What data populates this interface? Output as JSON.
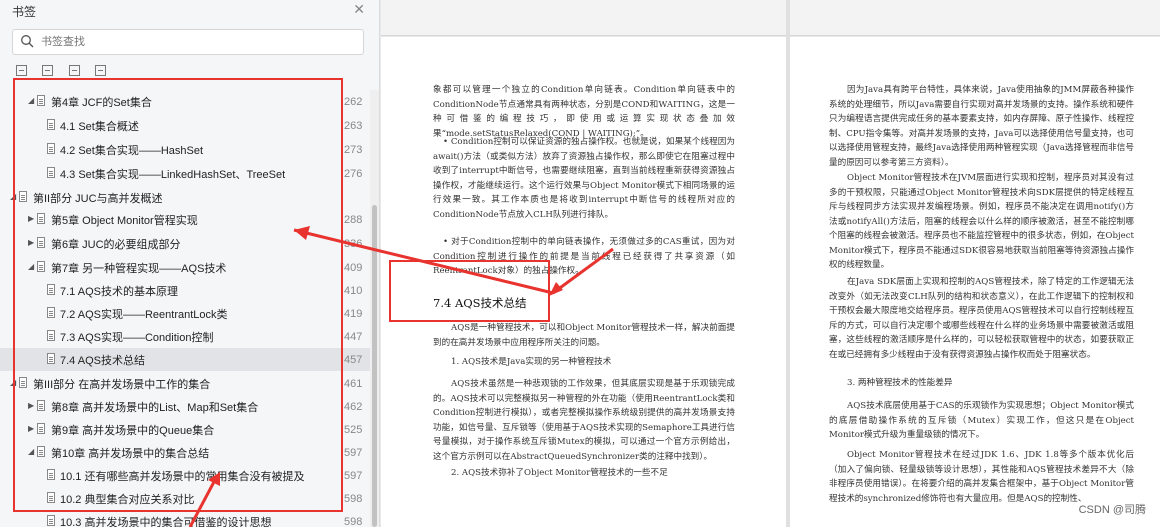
{
  "sidebar": {
    "title": "书签",
    "search_placeholder": "书签查找",
    "items": [
      {
        "label": "第4章 JCF的Set集合",
        "page": "262"
      },
      {
        "label": "4.1 Set集合概述",
        "page": "263"
      },
      {
        "label": "4.2 Set集合实现——HashSet",
        "page": "273"
      },
      {
        "label": "4.3 Set集合实现——LinkedHashSet、TreeSet",
        "page": "276"
      },
      {
        "label": "第II部分 JUC与高并发概述",
        "page": ""
      },
      {
        "label": "第5章 Object Monitor管程实现",
        "page": "288"
      },
      {
        "label": "第6章 JUC的必要组成部分",
        "page": "336"
      },
      {
        "label": "第7章 另一种管程实现——AQS技术",
        "page": "409"
      },
      {
        "label": "7.1 AQS技术的基本原理",
        "page": "410"
      },
      {
        "label": "7.2 AQS实现——ReentrantLock类",
        "page": "419"
      },
      {
        "label": "7.3 AQS实现——Condition控制",
        "page": "447"
      },
      {
        "label": "7.4 AQS技术总结",
        "page": "457"
      },
      {
        "label": "第III部分 在高并发场景中工作的集合",
        "page": "461"
      },
      {
        "label": "第8章 高并发场景中的List、Map和Set集合",
        "page": "462"
      },
      {
        "label": "第9章 高并发场景中的Queue集合",
        "page": "525"
      },
      {
        "label": "第10章 高并发场景中的集合总结",
        "page": "597"
      },
      {
        "label": "10.1 还有哪些高并发场景中的常用集合没有被提及",
        "page": "597"
      },
      {
        "label": "10.2 典型集合对应关系对比",
        "page": "598"
      },
      {
        "label": "10.3 高并发场景中的集合可借鉴的设计思想",
        "page": "598"
      }
    ]
  },
  "left_page": {
    "para1": "象都可以管理一个独立的Condition单向链表。Condition单向链表中的ConditionNode节点通常具有两种状态，分别是COND和WAITING，这是一种可借鉴的编程技巧，即使用或运算实现状态叠加效果“mode.setStatusRelaxed(COND | WAITING);”。",
    "para2": "• Condition控制可以保证资源的独占操作权。也就是说，如果某个线程因为await()方法（或类似方法）放弃了资源独占操作权，那么即使它在阻塞过程中收到了interrupt中断信号，也需要继续阻塞，直到当前线程重新获得资源独占操作权，才能继续运行。这个运行效果与Object Monitor模式下相同场景的运行效果一致。其工作本质也是将收到interrupt中断信号的线程所对应的ConditionNode节点放入CLH队列进行排队。",
    "para3": "• 对于Condition控制中的单向链表操作，无须做过多的CAS重试，因为对Condition控制进行操作的前提是当前线程已经获得了共享资源（如ReentrantLock对象）的独占操作权。",
    "heading": "7.4   AQS技术总结",
    "para4": "AQS是一种管程技术，可以和Object Monitor管程技术一样，解决前面提到的在高并发场景中应用程序所关注的问题。",
    "para5": "1. AQS技术是Java实现的另一种管程技术",
    "para6": "AQS技术虽然是一种悲观锁的工作效果，但其底层实现是基于乐观锁完成的。AQS技术可以完整模拟另一种管程的外在功能（使用ReentrantLock类和Condition控制进行模拟），或者完整模拟操作系统级别提供的高并发场景支持功能，如信号量、互斥锁等（使用基于AQS技术实现的Semaphore工具进行信号量模拟，对于操作系统互斥锁Mutex的模拟，可以通过一个官方示例给出，这个官方示例可以在AbstractQueuedSynchronizer类的注释中找到）。",
    "para7": "2. AQS技术弥补了Object Monitor管程技术的一些不足"
  },
  "right_page": {
    "para1": "因为Java具有跨平台特性，具体来说，Java使用抽象的JMM屏蔽各种操作系统的处理细节，所以Java需要自行实现对高并发场景的支持。操作系统和硬件只为编程语言提供完成任务的基本要素支持，如内存屏障、原子性操作、线程控制、CPU指令集等。对高并发场景的支持，Java可以选择使用信号量支持，也可以选择使用管程支持，最终Java选择使用两种管程实现（Java选择管程而非信号量的原因可以参考第三方资料）。",
    "para2": "Object Monitor管程技术在JVM层面进行实现和控制，程序员对其没有过多的干预权限，只能通过Object Monitor管程技术向SDK层提供的特定线程互斥与线程同步方法实现并发编程场景。例如，程序员不能决定在调用notify()方法或notifyAll()方法后，阻塞的线程会以什么样的顺序被激活，甚至不能控制哪个阻塞的线程会被激活。程序员也不能监控管程中的很多状态，例如，在Object Monitor模式下，程序员不能通过SDK很容易地获取当前阻塞等待资源独占操作权的线程数量。",
    "para3": "在Java SDK层面上实现和控制的AQS管程技术，除了特定的工作逻辑无法改变外（如无法改变CLH队列的结构和状态意义），在此工作逻辑下的控制权和干预权会最大限度地交给程序员。程序员使用AQS管程技术可以自行控制线程互斥的方式，可以自行决定哪个或哪些线程在什么样的业务场景中需要被激活或阻塞，这些线程的激活顺序是什么样的，可以轻松获取管程中的状态，如要获取正在或已经拥有多少线程由于没有获得资源独占操作权而处于阻塞状态。",
    "para4": "3. 两种管程技术的性能差异",
    "para5": "AQS技术底层使用基于CAS的乐观锁作为实现思想；Object Monitor模式的底层借助操作系统的互斥锁（Mutex）实现工作，但这只是在Object Monitor模式升级为重量级锁的情况下。",
    "para6": "Object Monitor管程技术在经过JDK 1.6、JDK 1.8等多个版本优化后（加入了偏向锁、轻量级锁等设计思想），其性能和AQS管程技术差异不大（除非程序员使用错误）。在将要介绍的高并发集合框架中，基于Object Monitor管程技术的synchronized修饰符也有大量应用。但是AQS的控制性、"
  },
  "watermark": "CSDN @司腾",
  "colors": {
    "annotation_red": "#e8332e"
  }
}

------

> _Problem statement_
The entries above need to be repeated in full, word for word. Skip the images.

> _Output of the exercise_
What data populates this interface? Output as JSON.
{
  "sidebar": {
    "title": "书签",
    "search_placeholder": "书签查找",
    "items": [
      {
        "label": "第4章 JCF的Set集合",
        "page": "262"
      },
      {
        "label": "4.1 Set集合概述",
        "page": "263"
      },
      {
        "label": "4.2 Set集合实现——HashSet",
        "page": "273"
      },
      {
        "label": "4.3 Set集合实现——LinkedHashSet、TreeSet",
        "page": "276"
      },
      {
        "label": "第II部分 JUC与高并发概述",
        "page": ""
      },
      {
        "label": "第5章 Object Monitor管程实现",
        "page": "288"
      },
      {
        "label": "第6章 JUC的必要组成部分",
        "page": "336"
      },
      {
        "label": "第7章 另一种管程实现——AQS技术",
        "page": "409"
      },
      {
        "label": "7.1 AQS技术的基本原理",
        "page": "410"
      },
      {
        "label": "7.2 AQS实现——ReentrantLock类",
        "page": "419"
      },
      {
        "label": "7.3 AQS实现——Condition控制",
        "page": "447"
      },
      {
        "label": "7.4 AQS技术总结",
        "page": "457"
      },
      {
        "label": "第III部分 在高并发场景中工作的集合",
        "page": "461"
      },
      {
        "label": "第8章 高并发场景中的List、Map和Set集合",
        "page": "462"
      },
      {
        "label": "第9章 高并发场景中的Queue集合",
        "page": "525"
      },
      {
        "label": "第10章 高并发场景中的集合总结",
        "page": "597"
      },
      {
        "label": "10.1 还有哪些高并发场景中的常用集合没有被提及",
        "page": "597"
      },
      {
        "label": "10.2 典型集合对应关系对比",
        "page": "598"
      },
      {
        "label": "10.3 高并发场景中的集合可借鉴的设计思想",
        "page": "598"
      }
    ]
  },
  "left_page": {
    "para1": "象都可以管理一个独立的Condition单向链表。Condition单向链表中的ConditionNode节点通常具有两种状态，分别是COND和WAITING，这是一种可借鉴的编程技巧，即使用或运算实现状态叠加效果“mode.setStatusRelaxed(COND | WAITING);”。",
    "para2": "• Condition控制可以保证资源的独占操作权。也就是说，如果某个线程因为await()方法（或类似方法）放弃了资源独占操作权，那么即使它在阻塞过程中收到了interrupt中断信号，也需要继续阻塞，直到当前线程重新获得资源独占操作权，才能继续运行。这个运行效果与Object Monitor模式下相同场景的运行效果一致。其工作本质也是将收到interrupt中断信号的线程所对应的ConditionNode节点放入CLH队列进行排队。",
    "para3": "• 对于Condition控制中的单向链表操作，无须做过多的CAS重试，因为对Condition控制进行操作的前提是当前线程已经获得了共享资源（如ReentrantLock对象）的独占操作权。",
    "heading": "7.4   AQS技术总结",
    "para4": "AQS是一种管程技术，可以和Object Monitor管程技术一样，解决前面提到的在高并发场景中应用程序所关注的问题。",
    "para5": "1. AQS技术是Java实现的另一种管程技术",
    "para6": "AQS技术虽然是一种悲观锁的工作效果，但其底层实现是基于乐观锁完成的。AQS技术可以完整模拟另一种管程的外在功能（使用ReentrantLock类和Condition控制进行模拟），或者完整模拟操作系统级别提供的高并发场景支持功能，如信号量、互斥锁等（使用基于AQS技术实现的Semaphore工具进行信号量模拟，对于操作系统互斥锁Mutex的模拟，可以通过一个官方示例给出，这个官方示例可以在AbstractQueuedSynchronizer类的注释中找到）。",
    "para7": "2. AQS技术弥补了Object Monitor管程技术的一些不足"
  },
  "right_page": {
    "para1": "因为Java具有跨平台特性，具体来说，Java使用抽象的JMM屏蔽各种操作系统的处理细节，所以Java需要自行实现对高并发场景的支持。操作系统和硬件只为编程语言提供完成任务的基本要素支持，如内存屏障、原子性操作、线程控制、CPU指令集等。对高并发场景的支持，Java可以选择使用信号量支持，也可以选择使用管程支持，最终Java选择使用两种管程实现（Java选择管程而非信号量的原因可以参考第三方资料）。",
    "para2": "Object Monitor管程技术在JVM层面进行实现和控制，程序员对其没有过多的干预权限，只能通过Object Monitor管程技术向SDK层提供的特定线程互斥与线程同步方法实现并发编程场景。例如，程序员不能决定在调用notify()方法或notifyAll()方法后，阻塞的线程会以什么样的顺序被激活，甚至不能控制哪个阻塞的线程会被激活。程序员也不能监控管程中的很多状态，例如，在Object Monitor模式下，程序员不能通过SDK很容易地获取当前阻塞等待资源独占操作权的线程数量。",
    "para3": "在Java SDK层面上实现和控制的AQS管程技术，除了特定的工作逻辑无法改变外（如无法改变CLH队列的结构和状态意义），在此工作逻辑下的控制权和干预权会最大限度地交给程序员。程序员使用AQS管程技术可以自行控制线程互斥的方式，可以自行决定哪个或哪些线程在什么样的业务场景中需要被激活或阻塞，这些线程的激活顺序是什么样的，可以轻松获取管程中的状态，如要获取正在或已经拥有多少线程由于没有获得资源独占操作权而处于阻塞状态。",
    "para4": "3. 两种管程技术的性能差异",
    "para5": "AQS技术底层使用基于CAS的乐观锁作为实现思想；Object Monitor模式的底层借助操作系统的互斥锁（Mutex）实现工作，但这只是在Object Monitor模式升级为重量级锁的情况下。",
    "para6": "Object Monitor管程技术在经过JDK 1.6、JDK 1.8等多个版本优化后（加入了偏向锁、轻量级锁等设计思想），其性能和AQS管程技术差异不大（除非程序员使用错误）。在将要介绍的高并发集合框架中，基于Object Monitor管程技术的synchronized修饰符也有大量应用。但是AQS的控制性、"
  },
  "watermark": "CSDN @司腾",
  "colors": {
    "annotation_red": "#e8332e"
  }
}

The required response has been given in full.